from the broken-systems dept
Jerry Fisher, a photographer in Sioux Falls South Dakota, was interested in 3D printing and 3D image capture. So he went and photographed two local bronze casts of Michelangelo statues, one of Moses which is on display at Augustana College and is co-owned by Augustana and the City of Sioux Falls, and another of David, which is in a local city park. He documented his efforts to take the photos and turn them into 3D printer plans. However, the folks at Augustana College demanded that he stop, arguing a bizarre mix of copyright and... "we don't like this." Fisher asked the city of Sioux Falls for its opinion and got back a ridiculous response:
Fisher took the fight a bit further to the city, where he was informed that the photos were probably not a problem, but transforming them into models (especially if they were to be sold) could be a copyright violation. Attempting to get the issue of contemporary photogrammetry into the light, Fisher pointed out that the statues are in the public domain — not to mention their age — or true owner of the copyright on them. What is the actual law on what can and cannot be done? After getting nowhere with the entities who started the potential battle, Fisher really had no answers.Even while Fisher seems to recognize that there's no copyright issue here, fearing liability, he apparently still removed his images and plans from the internet. As Public Knowledge's Michael Weinberg explains, there is absolutely no legal basis whatsoever for the demand:
Let’s get one thing out of the way right now: Augustana College had no legal right or basis to threaten Fisher with the specter of infringement. There is no copyright protection for a sculpture that was created at the dawn of the 16th century by a sculptor who died 450 years ago. All of Michelangelo’s work is firmly in the public domain. If fact, copyright didn’t even exist during Michelangelo’s lifetime. From the moment he sculpted his Moses anyone could copy, remix, and build upon it for any reason, without having to ask permission.As Weinberg notes, there was probably nothing nefarious in the minds of whoever at Augustana made the original request.
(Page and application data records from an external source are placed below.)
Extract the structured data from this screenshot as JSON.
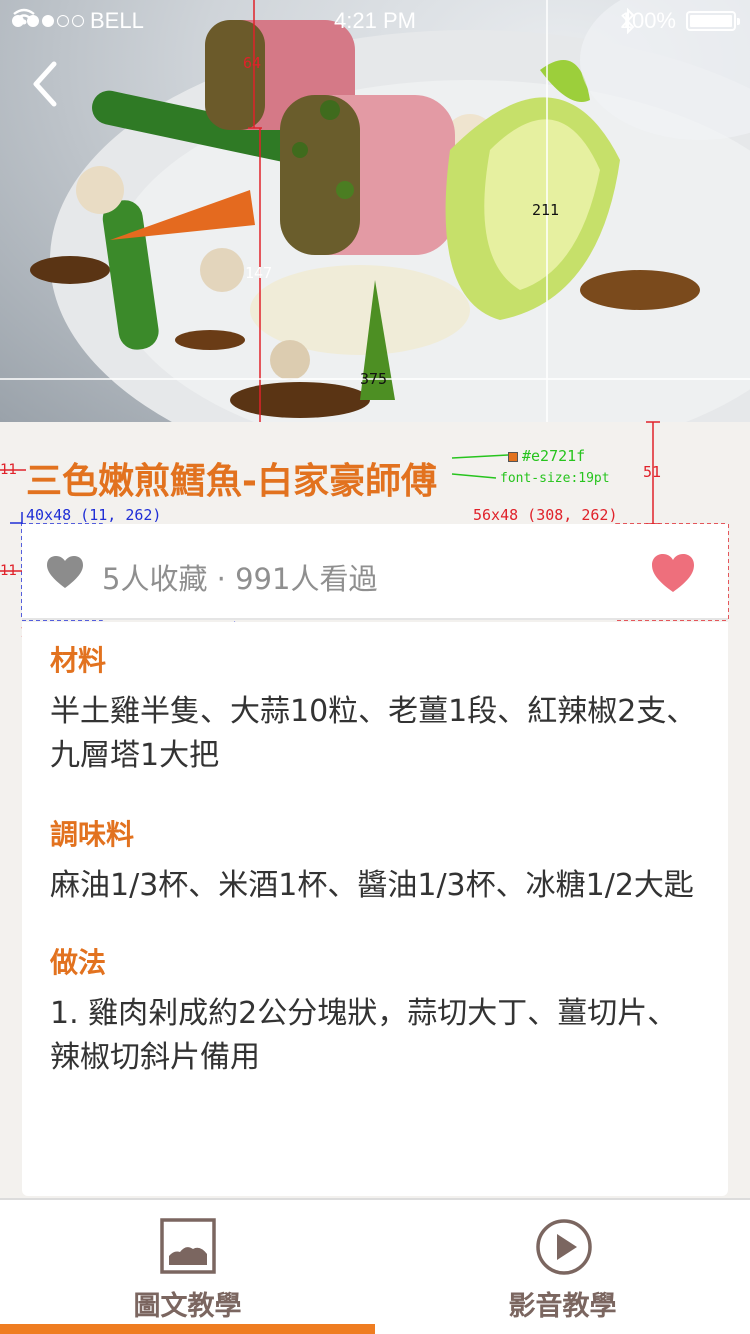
{
  "status_bar": {
    "carrier": "BELL",
    "time": "4:21 PM",
    "battery": "100%",
    "signal_dots_filled": 3,
    "signal_dots_total": 5
  },
  "hero": {
    "description_icon": "dish-photo",
    "back_icon": "chevron-left-icon"
  },
  "recipe": {
    "title": "三色嫩煎鱈魚-白家豪師傅",
    "stats": "5人收藏 · 991人看過"
  },
  "sections": [
    {
      "heading": "材料",
      "text": "半土雞半隻、大蒜10粒、老薑1段、紅辣椒2支、九層塔1大把"
    },
    {
      "heading": "調味料",
      "text": "麻油1/3杯、米酒1杯、醬油1/3杯、冰糖1/2大匙"
    },
    {
      "heading": "做法",
      "text": "1.  雞肉剁成約2公分塊狀，蒜切大丁、薑切片、辣椒切斜片備用"
    }
  ],
  "tabs": [
    {
      "label": "圖文教學",
      "icon": "image-icon",
      "active": true
    },
    {
      "label": "影音教學",
      "icon": "play-icon",
      "active": false
    }
  ],
  "annotations": {
    "top_gap": "64",
    "image_height": "147",
    "half_height": "211",
    "half_width": "375",
    "title_gap": "51",
    "left_margin": "11",
    "left_margin_2": "11",
    "heart_size": "40x48 (11, 262)",
    "fav_size": "56x48 (308, 262)",
    "padding": "12",
    "title_color": "#e2721f",
    "title_font_size": "font-size:19pt",
    "divider_color": "#e5e5e5"
  },
  "colors": {
    "accent": "#e2721f",
    "tab_indicator": "#ef7d21",
    "heart_favorite": "#ee6f7c",
    "heart_small": "#8c8c8c",
    "divider": "#e5e5e5",
    "tab_text": "#7b6660"
  }
}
Rather, they took the lazy way out -- and the one that contains a lot less legal risk. If you're unsure, just say, "Hey, you can't do this or you might get in trouble," even if that's not true. And, further, he notes, one of the big problems with copyright law is that its statutory damages encourages much more risk avoidance than normal, and that's a real problem:
Of course, the sculpture in Sioux Falls is not Michelangelo’s original sculpture. The original Moses is still in Italy. The Sioux Falls sculptures are exact replicas made in the early 1970s - exact replicas, it seems appropriate to mention, that were made without permission of Michelangelo’s estate because the originals are not protected by copyright. There was no copyright on the original sculpture, and there is no copyright in the exact copies of the original sculpture.
If Fisher were practicing his 3D scanning on original sculptures made in the early 1970s, the sculptures would likely still be protected by copyright. Fortunately for Fisher and everyone else, the sculpture in question is not an original sculpture – it is a copy. Just as scanning a 16th century map doesn’t give me a new copyright in the scan file, casting a copy of a 16th century sculpture doesn’t give me a new copyright in the cast.
Without a copyright in the original sculpture or the reproduction, there is simply no copyright reason that Fisher shouldn’t be able to make as many scans as he likes. It is irresponsible, and undermines Augustana’s mission to “enrich lives by exposure to enduring forms of aesthetic and creative expressions,” for Augustana to suggest otherwise.
Of course, the other reason crap like this happens is the ridiculous belief -- often driven by propaganda from the legacy copyright industry -- that every bit of cultural content must be owned by someone. The public domain is something to be shunned or denied at every turn. And, as a result you get crazy stories like this one.
Many lawyers are cautious by nature, but there are elements of copyright law that give them an extra incentive to be even more cautious than usual. Specifically, a quirk of copyright law can make monetary damages balloon unusually quickly in infringement cases.
In order to get money in most civil cases you need to show your damages. Get hit by a car? Show the court your medical bills and lost wages. Painter paint your wall hot pink instead of staid beige? Show the court how much it cost you to get the work redone.
Copyright law is different when it comes to damages. A copyright holder can sue for actual damages, just like the person hit by a car or with a bad paint job. But they also have the option to sue for what are called “statutory damages.” Instead of pointing to the actual cost of infringement (that illegal download of a song deprived the artist of $0.99), a copyright holder can just point to an amount that is written into the text of the law to serve as the value of the damages. That amount can be in the six figures for a single infringement (that’s how infringing 24 songs can result in a $1.5 million damages award).
Among other things, the threat of these statutory damages makes lawyers super cautious around potential copyright infringement claims. Even if he was infringing, the actual cost of Fisher making unauthorized copies of the sculpture would likely be no more than a few hundred dollars (if that). Faced with that kind of liability, a lawyer may decide to take a bit of a risk and err on the side of public access. But in the face of hundreds of thousands of dollars worth of liability, a lawyer has to be pretty sure before saying “yes,” even if they start from the assumption that the work is in the public domain. And getting that sure can take a lot of time.